Couples in Westchester County have ways to control how their property is divided in the event they get a divorce. One of those ways is to make sure separate property owned by the spouses does not turn into marital property. Since marital property is often divided in a New York divorce settlement, you stand a chance of losing something precious or valuable if it is not maintained as separate property.

Nerdwallet explains how couples may keep their separate property separate and to protect it from being considered marital property. One of these methods is to make sure you and your spouse have separate accounts for assets that are separate property. These accounts should also be used to pay for or to maintain property that is also separate. If separate property is paid for with marital funds, that property could become marital property as well.

If you own real estate, be careful about adding a spouse to a title. In addition to problems that may arise in a divorce, you also run the risk of involving other people that might end up with a claim to your property. For instance, if your spouse passes away, children of your spouse from a prior marriage may end up with ownership claims to your property. Also, if you use marital assets to improve the property or pay the mortgage, the property could become marital property.

Keeping your separate property carefully documented can also be a benefit. If you have assets or property that is not marital property, you should be ready to prove it. Account statements can help show that you have money that is not commingled with martial assets, like money you receive from a personal injury settlement. Also, if you receive money from parents as an inheritance, a copy of their will can help demonstrate the existence of the inheritance. Other documents can include copies of checks accepted as gifts.

Some couples compose prenuptial agreements to separate property into marital and separate categories. If you are married without a prenup, it is not too late to draft a postnuptial agreement that addresses property issues. You and your spouse may desire that your assets be divided differently than how a divorce court may decide to go about it. A postnup can be helpful in this regard.

Finally, be aware that your separate property may experience value appreciation.

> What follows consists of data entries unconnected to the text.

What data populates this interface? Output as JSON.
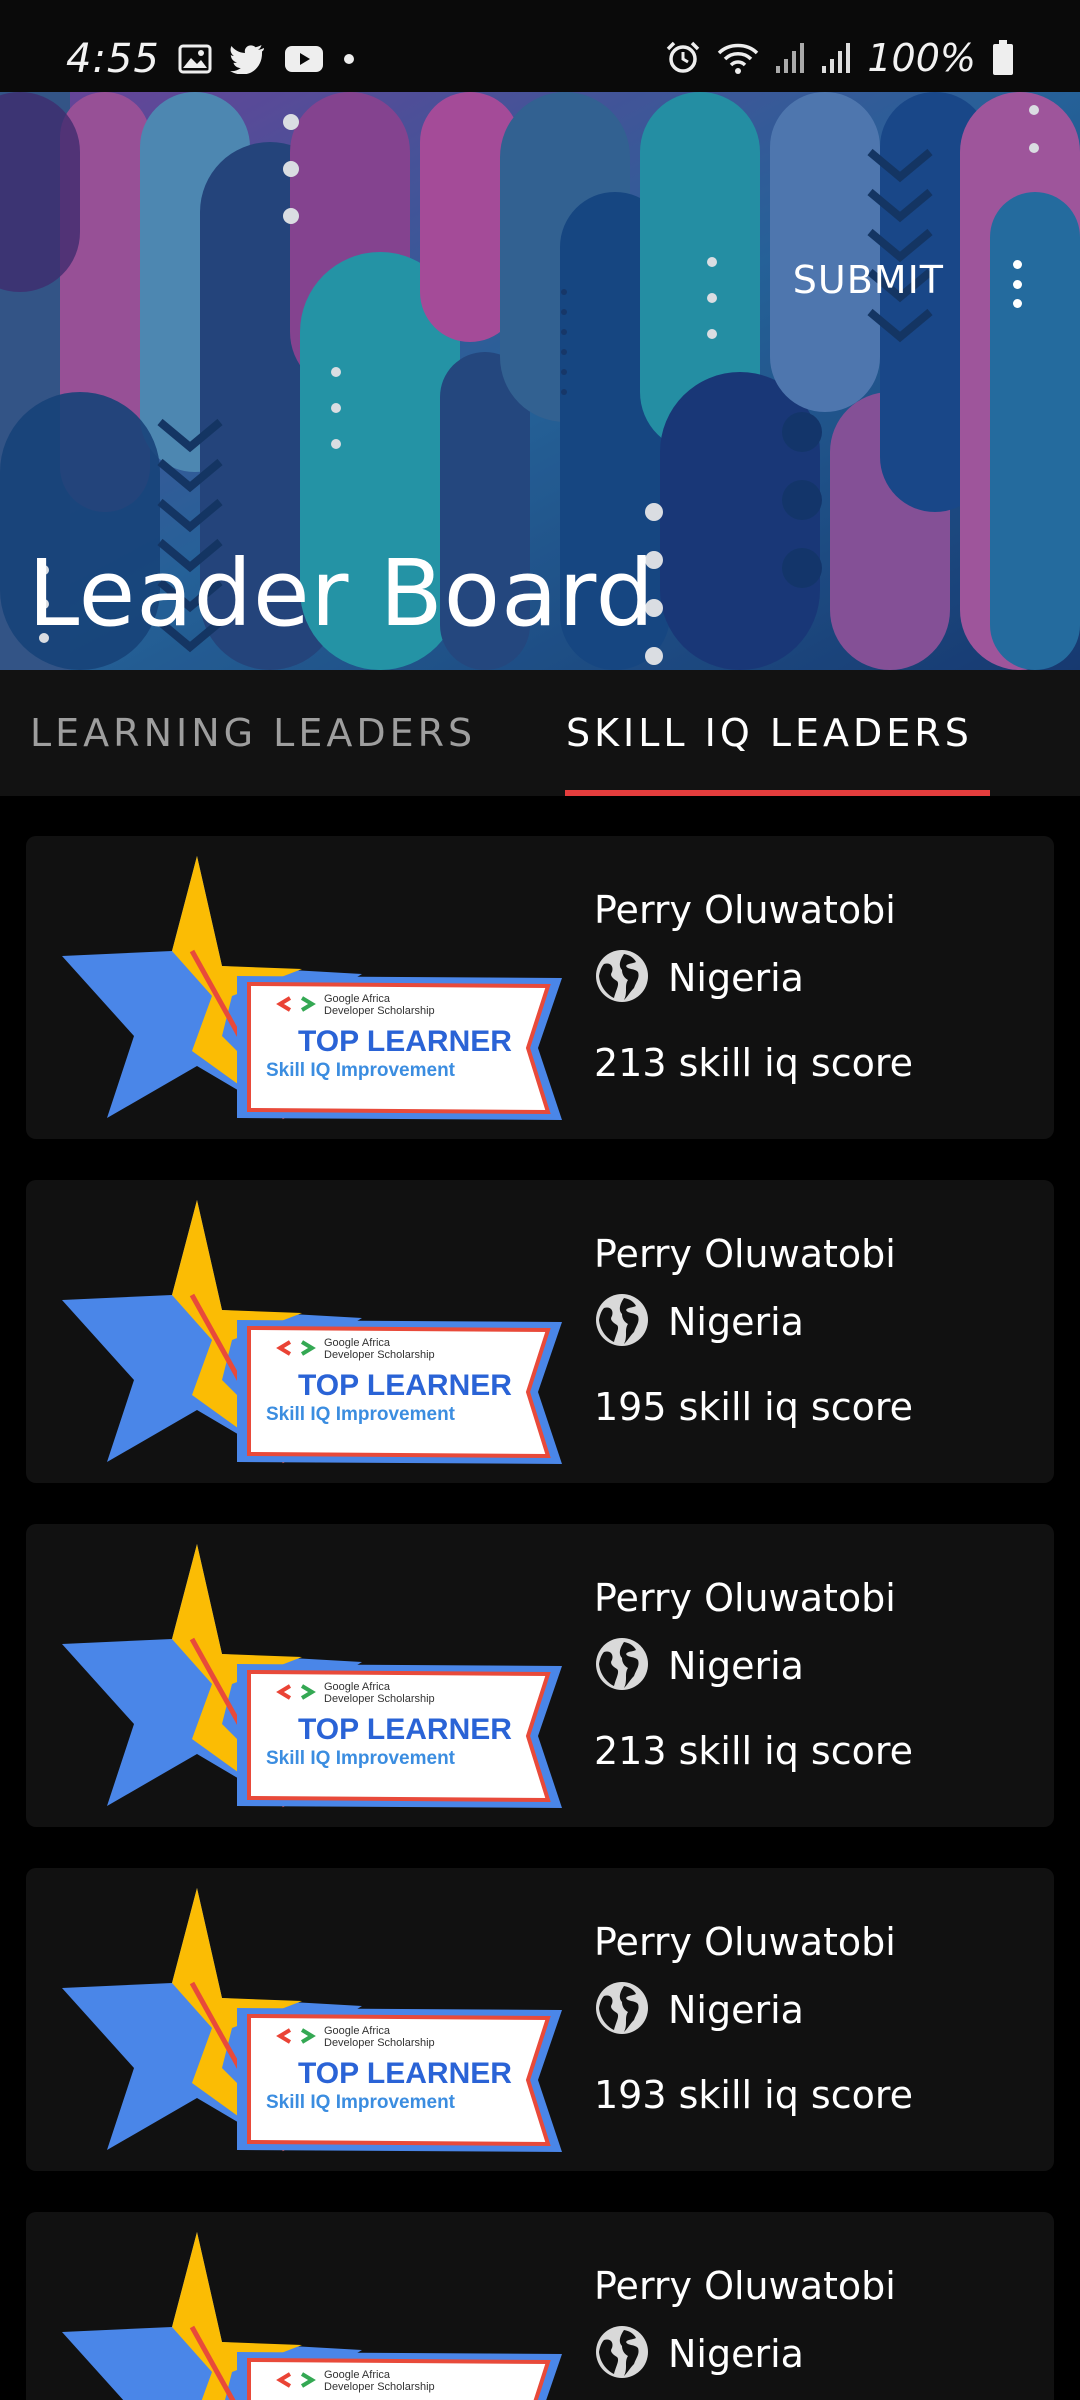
{
  "status_bar": {
    "time": "4:55",
    "battery": "100%",
    "icons": [
      "gallery-icon",
      "twitter-icon",
      "youtube-icon",
      "dot-icon",
      "alarm-icon",
      "wifi-icon",
      "signal-icon",
      "signal-icon",
      "battery-icon"
    ]
  },
  "header": {
    "title": "Leader Board",
    "submit_label": "SUBMIT"
  },
  "tabs": [
    {
      "label": "LEARNING LEADERS",
      "selected": false
    },
    {
      "label": "SKILL IQ LEADERS",
      "selected": true
    }
  ],
  "colors": {
    "accent": "#e53d3d",
    "card": "#111111",
    "background": "#000000",
    "star_blue": "#4a86e8",
    "star_yellow": "#fbbc04"
  },
  "badge": {
    "brand_line1": "Google Africa",
    "brand_line2": "Developer Scholarship",
    "headline": "TOP LEARNER",
    "subline": "Skill IQ Improvement"
  },
  "leaders": [
    {
      "name": "Perry Oluwatobi",
      "country": "Nigeria",
      "score": "213 skill iq score"
    },
    {
      "name": "Perry Oluwatobi",
      "country": "Nigeria",
      "score": "195 skill iq score"
    },
    {
      "name": "Perry Oluwatobi",
      "country": "Nigeria",
      "score": "213 skill iq score"
    },
    {
      "name": "Perry Oluwatobi",
      "country": "Nigeria",
      "score": "193 skill iq score"
    },
    {
      "name": "Perry Oluwatobi",
      "country": "Nigeria",
      "score": ""
    }
  ]
}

FindLaw explains that over the course of a marriage, some properties such as a home or a vehicle can increase in value. Depending on how active a role your spouse played in increasing the value of your property, your spouse may be entitled to some of the added value in a divorce settlement.